By Grill Room TeamSeptember 18, 2018, 11:02 pm

Bryson DeChambeau has certainly lived up to his nickname of "Mad Scientist" since joining the PGA Tour, using his eccentric style to win four events, including the first two tournaments of this year's FedExCup Playoffs.

And he's staying on brand at the season-ending Tour Championship, where he enters as the favorite to capture the FedExCup title.

The 24-year-old was spotted on the East Lake range Tuesday, preparing for potential morning dew on the golf ball this week - by having a member of his team spray each golf ball between practice shots:

While this type of preparation might come off as a little excessive to the average golfer, it's rather mild for DeChambeau, considering that in the last two weeks alone he has discussed undergoing muscle activation tests and measuring his brain waves.

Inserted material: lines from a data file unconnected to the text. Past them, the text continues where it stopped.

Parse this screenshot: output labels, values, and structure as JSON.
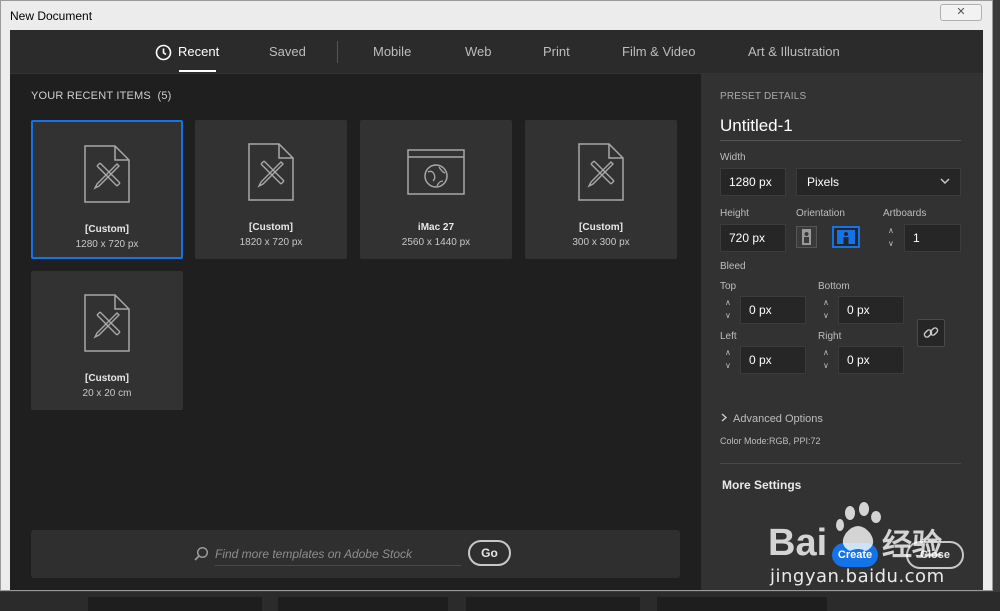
{
  "window": {
    "title": "New Document",
    "close_glyph": "✕"
  },
  "tabs": [
    {
      "label": "Recent",
      "active": true,
      "icon": "clock-icon"
    },
    {
      "label": "Saved"
    },
    {
      "label": "Mobile"
    },
    {
      "label": "Web"
    },
    {
      "label": "Print"
    },
    {
      "label": "Film & Video"
    },
    {
      "label": "Art & Illustration"
    }
  ],
  "recent": {
    "title": "YOUR RECENT ITEMS",
    "count": "(5)",
    "items": [
      {
        "name": "[Custom]",
        "size": "1280 x 720 px",
        "icon": "custom-document-icon",
        "selected": true
      },
      {
        "name": "[Custom]",
        "size": "1820 x 720 px",
        "icon": "custom-document-icon"
      },
      {
        "name": "iMac 27",
        "size": "2560 x 1440 px",
        "icon": "web-browser-icon"
      },
      {
        "name": "[Custom]",
        "size": "300 x 300 px",
        "icon": "custom-document-icon"
      },
      {
        "name": "[Custom]",
        "size": "20 x 20 cm",
        "icon": "custom-document-icon"
      }
    ]
  },
  "search": {
    "placeholder": "Find more templates on Adobe Stock",
    "go_label": "Go"
  },
  "preset": {
    "header": "PRESET DETAILS",
    "name": "Untitled-1",
    "width_label": "Width",
    "width_value": "1280 px",
    "unit": "Pixels",
    "height_label": "Height",
    "height_value": "720 px",
    "orientation_label": "Orientation",
    "orientation_selected": "landscape",
    "artboards_label": "Artboards",
    "artboards_value": "1",
    "bleed_label": "Bleed",
    "top_label": "Top",
    "top_value": "0 px",
    "bottom_label": "Bottom",
    "bottom_value": "0 px",
    "left_label": "Left",
    "left_value": "0 px",
    "right_label": "Right",
    "right_value": "0 px",
    "advanced_label": "Advanced Options",
    "color_mode": "Color Mode:RGB, PPI:72",
    "more_settings": "More Settings"
  },
  "actions": {
    "create_label": "Create",
    "close_label": "Close"
  },
  "watermark": {
    "logo_text": "Bai经验",
    "url_text": "jingyan.baidu.com"
  },
  "colors": {
    "accent": "#1473e6",
    "panel": "#323232",
    "background": "#1f1f1f"
  }
}
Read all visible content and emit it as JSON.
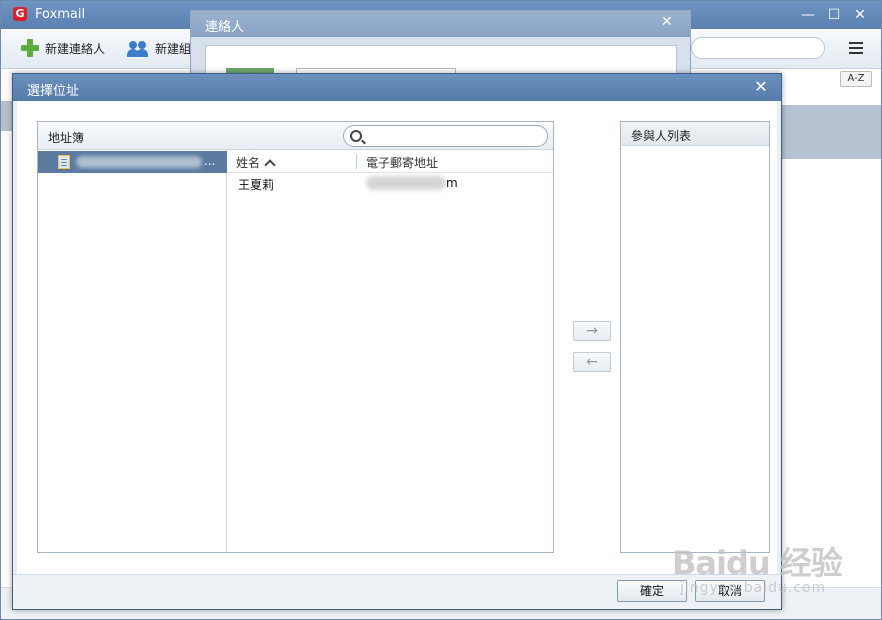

DeChambeau goes off with Justin Rose on Thursday at 2 p.m. He could finish as low as T-29 and still have a mathematical chance of winning the season-long FedExCup.